It was far from an easy decision but the more T.J. Hockenson thought about it, the Iowa tight end concluded that taking his game to the next level was the right decision at the right time.
On the final day he could declare himself eligible for the 2019 NFL draft, the sophomore who won the John Mackey Award as college football’s top tight end became the fourth Hawkeye underclassman in recent weeks to announce plans to forfeit remaining college eligibility.
Hockenson made his decision public Monday morning on Twitter, following Iowa tight end Noah Fant, defensive back Amani Hooker and defensive end Anthony Nelson into the record pool of 112 underclassmen vying for selection in this year’s draft.
“This was a very difficult decision because of the love and respect I have for the University of Iowa, coach Kirk Ferentz and the entire coaching staff, along with my teammates,’’ Hockenson wrote. “However, my dream has always been to play in the NFL and I believe now is the right time.’’
He reached that conclusion after what he labeled “tremendous thought and consideration.’’
In addition to thanking family members for their support, Hockenson went on to thank members of the Hawkeye football program for challenging him to become a better player and person.
“I look forward to this next chapter and am grateful that I was first and always will be an Iowa Hawkeye,’’ Hockenson wrote.
Ferentz acknowledged for the first time the January announcements by Hockenson, Hooker and Nelson in a statement issued Monday, the first day of spring-semester classes at Iowa.
“Amani, Anthony and T.J. have been outstanding members of our team on the field and as leaders within the program,’’ Ferentz said. “While we are disappointed to see them leave, we recognize this is an important decision and we wish them the very best as they pursue the draft.’’
He offered similar wishes to Fant following his departure in December prior to Iowa’s Outback Bowl win over Mississippi State.
The quartet are looking to join a group of 170 players Iowa has sent to the NFL during Ferentz’s 20 seasons as the Hawkeyes’ coach, including 66 draft picks and 104 who signed as free agents.
Hockenson, the first Hawkeye to win the Mackey Award since Dallas Clark claimed it in 2002, makes his move after leading the Hawkeyes with 49 receptions for 760 yards and six touchdowns during 25th-rated Iowa’s recently-completed 9-4 season.
He completed his career with three catches for 43 yards in the Outback Bowl, including receptions for gains of 20 and 22 yards on consecutive plays midway the fourth quarter which helped set up a field goal that provided Iowa with its 27-22 winning margin.

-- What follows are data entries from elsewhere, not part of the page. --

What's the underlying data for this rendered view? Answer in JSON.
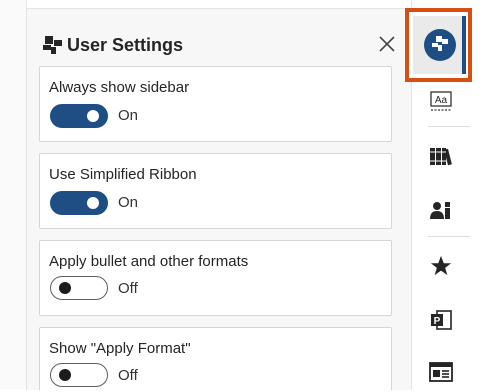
{
  "panel": {
    "title": "User Settings",
    "close_glyph": "✕"
  },
  "settings": [
    {
      "label": "Always show sidebar",
      "state": "On",
      "on": true
    },
    {
      "label": "Use Simplified Ribbon",
      "state": "On",
      "on": true
    },
    {
      "label": "Apply bullet and other formats",
      "state": "Off",
      "on": false
    },
    {
      "label": "Show \"Apply Format\"",
      "state": "Off",
      "on": false
    }
  ],
  "rail": {
    "items": [
      {
        "icon": "user-settings-icon",
        "active": true
      },
      {
        "icon": "font-styles-icon"
      },
      {
        "icon": "library-icon"
      },
      {
        "icon": "people-icon"
      },
      {
        "icon": "star-icon"
      },
      {
        "icon": "powerpoint-icon"
      },
      {
        "icon": "layout-icon"
      }
    ],
    "font_icon_text": "Aa",
    "powerpoint_icon_text": "P"
  },
  "colors": {
    "accent": "#1f4e84",
    "highlight_border": "#d64e12",
    "panel_bg": "#f7f7f7"
  }
}
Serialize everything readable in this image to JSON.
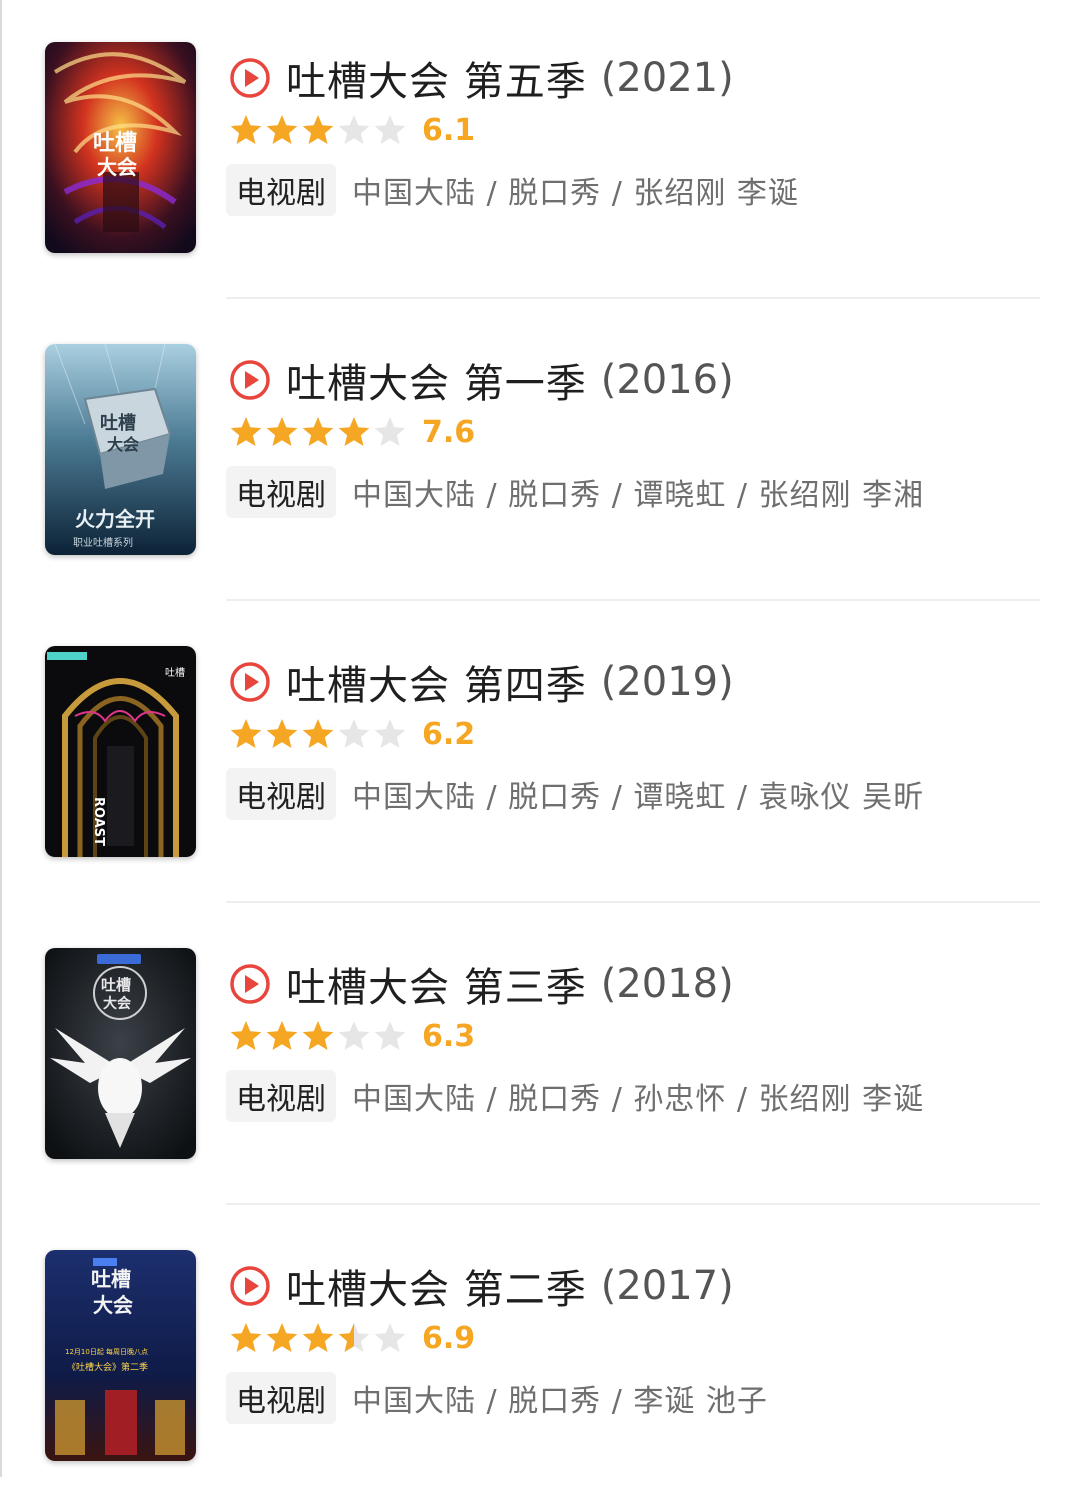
{
  "items": [
    {
      "title": "吐槽大会 第五季",
      "year": "(2021)",
      "score": "6.1",
      "stars": 3,
      "tag": "电视剧",
      "meta": "中国大陆 / 脱口秀 / 张绍刚 李诞"
    },
    {
      "title": "吐槽大会 第一季",
      "year": "(2016)",
      "score": "7.6",
      "stars": 4,
      "tag": "电视剧",
      "meta": "中国大陆 / 脱口秀 / 谭晓虹 / 张绍刚 李湘"
    },
    {
      "title": "吐槽大会 第四季",
      "year": "(2019)",
      "score": "6.2",
      "stars": 3,
      "tag": "电视剧",
      "meta": "中国大陆 / 脱口秀 / 谭晓虹 / 袁咏仪 吴昕"
    },
    {
      "title": "吐槽大会 第三季",
      "year": "(2018)",
      "score": "6.3",
      "stars": 3,
      "tag": "电视剧",
      "meta": "中国大陆 / 脱口秀 / 孙忠怀 / 张绍刚 李诞"
    },
    {
      "title": "吐槽大会 第二季",
      "year": "(2017)",
      "score": "6.9",
      "stars": 3.5,
      "tag": "电视剧",
      "meta": "中国大陆 / 脱口秀 / 李诞 池子"
    }
  ],
  "colors": {
    "star_filled": "#f5a623",
    "star_empty": "#e6e6e6",
    "play_icon": "#e8453c",
    "score": "#f5a623"
  }
}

Hockenson’s 49 catches equaled the third-most by an Iowa tight end in a single season, tying the work of Marv Cook in 1987 and the 760 yards he covered during his sophomore season are the third most for an Iowa tight end, topped only by the 807 and 767 yards Cook gained in 1987 and 1988, respectively.
With the departure of Fant and Hockenson, Iowa’s most experienced tight end is Nate Wieting, a 6-foot-4, 250-pound senior who has been used primarily as a blocker including in goal-line packages. He caught two passes last season.
Iowa’s other returning tight ends are 6-5, 250-pound Drew Cook, a converted quarterback who saw late-season action in a reserve role, and junior Shaun Beyer, a converted receiver who at 6-5, 240 pounds is expected back from a midseason knee injury in time for spring practices.